CIArb Features

A Brand New World: The Evolution and Future of Arbitration

06 Dec 2019

An event hosted at Bentham House by the University College of London delivered by the Chartered Institute of Arbitrators

 For a book about the New World of arbitration a distinctly Old World phrase “brand new” ushered in this collection of essays about how ideas and tools evolve as established institutions remain relevant. Some attending thought the phrase Brave New World might be more apt such was the future described by some of the book’s contributors who were speaking at this launch event.

We were told that the book had been some six years in the making and this showed in its erudition and compass with contributors from across the globe some of whom were present at the launch to speak to their respective contributions.

The editors of the work are Rowan Planterose FCIArb and John Tackaberry QC FCIArb.  Each editor expertly chaired one of the two panels of contributors each of whom spoke eloquently providing many insights into the issues they had tackled for the book. Space does not permit a comprehensive re-telling but some of the many highlights are mentioned below.

On the first panel Claudia Pharaon MCIArb treated us to discussion of disputes relating to satellites leading to the conclusion that mandatory arbitration might be useful as well, perhaps, as compulsory Comprehensive Insurance. Opportunities for insurers and arbitrators alike in space it seemed from her cogent explanation.

In this context Sadaff Habib MCIArb’s talk about seat-less arbitration seemed particularly relevant in the context of arbitrating satellite disputes, perhaps not so distant either.

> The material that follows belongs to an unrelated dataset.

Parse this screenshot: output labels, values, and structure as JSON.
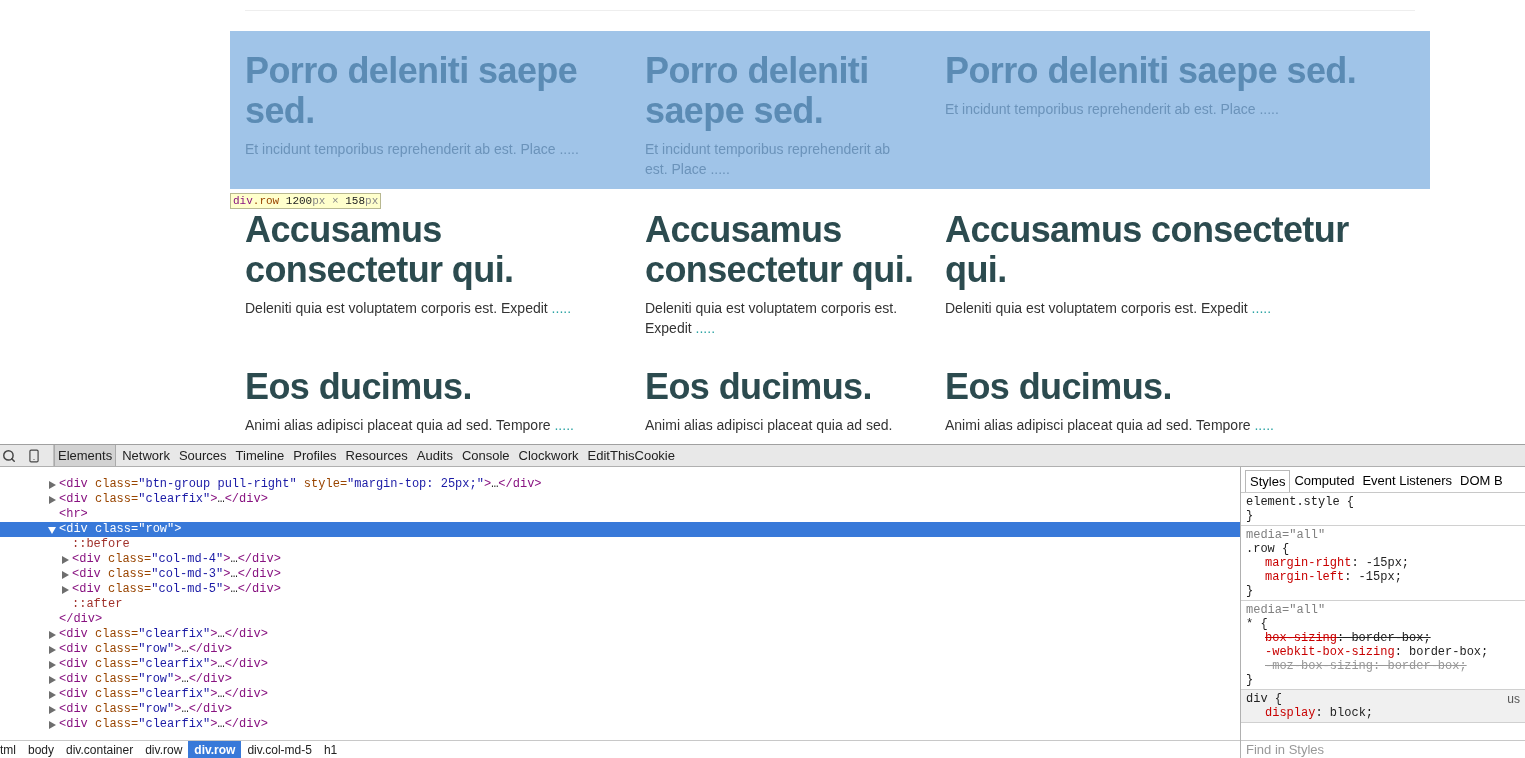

As to the chapters concerned with technology and arbitration Fabio Cozzi spoke, amongst other things, about the inadequacies of video-conferencing when compared with tele-presenting technology. Video conferencing was not a tool adequate to the subtle task of cross-examining witnesses and could not enable such key elements of the evidence-giving experience to be considered as body language and changes in skin tone which may be relevant in the arbitrator’s assessment of a witness and all lost during video conference. Tele-presenting conveyed the whole person in a kind of hologram enabled process.

The chair of this panel, Rowan Planterose FCIArb asked how long it might be before this type of technology became available given many arbitrations are still conducted entirely on paper.  Fabio’s view was that it would take time but the pace of technological innovation in arbitration circles was quickening.

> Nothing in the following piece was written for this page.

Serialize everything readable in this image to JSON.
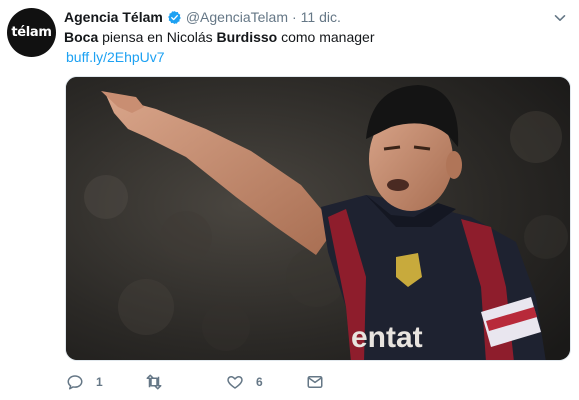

The second panel was chaired by John Tackaberry QC FCIArb and introduced a wide ranging discussion from panellists from Ioannis Glinavos referred to a feature of the use of arbitration in Greece (and elsewhere he suggested) using arbitration to overcome the institutional deficiencies of the State such as backlogged courts and under-resourced court system.  Issues which were not unknown to affect civil justice in England and Wales.

Stuart Boyarsky tackled the issues arising from the confidentiality of arbitral process, what is confidential and when confidential and in which jurisdictions confidentiality is express or implied (the latter being the case in England and Wales). His view was that in some States such as Cameroon, Gambia, Canada and Mauritius confidentiality is very important. Yet in 90% of treaties there is no confidentiality clause and the IBA’s guidelines advise that if parties desire confidentiality that should be expressly provided in the agreement to arbitrate. In other arbitration schemes there is confidentiality yet some orders are published and others not. The great strengths of arbitration, Stuart argued, are: relative low cost, speed and confidentiality.  The issue of confidentiality needed to be resolved on a consistent basis in the near future.

Nadya Berova was another of the second panel speakers and drew attention to the explosion of third party funding which is being seen yet some jurisdictions not permitted. In such circumstances issues arose, she explained, about how funders engaged with the funded cases and their representatives and how professional integrity could be maintained in that relationship. Funding had become a big feature of the arbitration market and was, she believed, likely to become more important in the near future making an understanding of this issue all the more important.

The venue and reception afterwards were excellent. Well done to all concerned at both UCL and CIArb for providing one of the most thought-provoking evenings of the year. If you do not have the book – contact CIArb for your copy - it provides real insights about the direction of travel for international arbitration during the next 20 years.

Tony N Guise

Tony is the Director of Limited the provider of online ADR platforms and a Past President of the London Solicitors Litigation Association.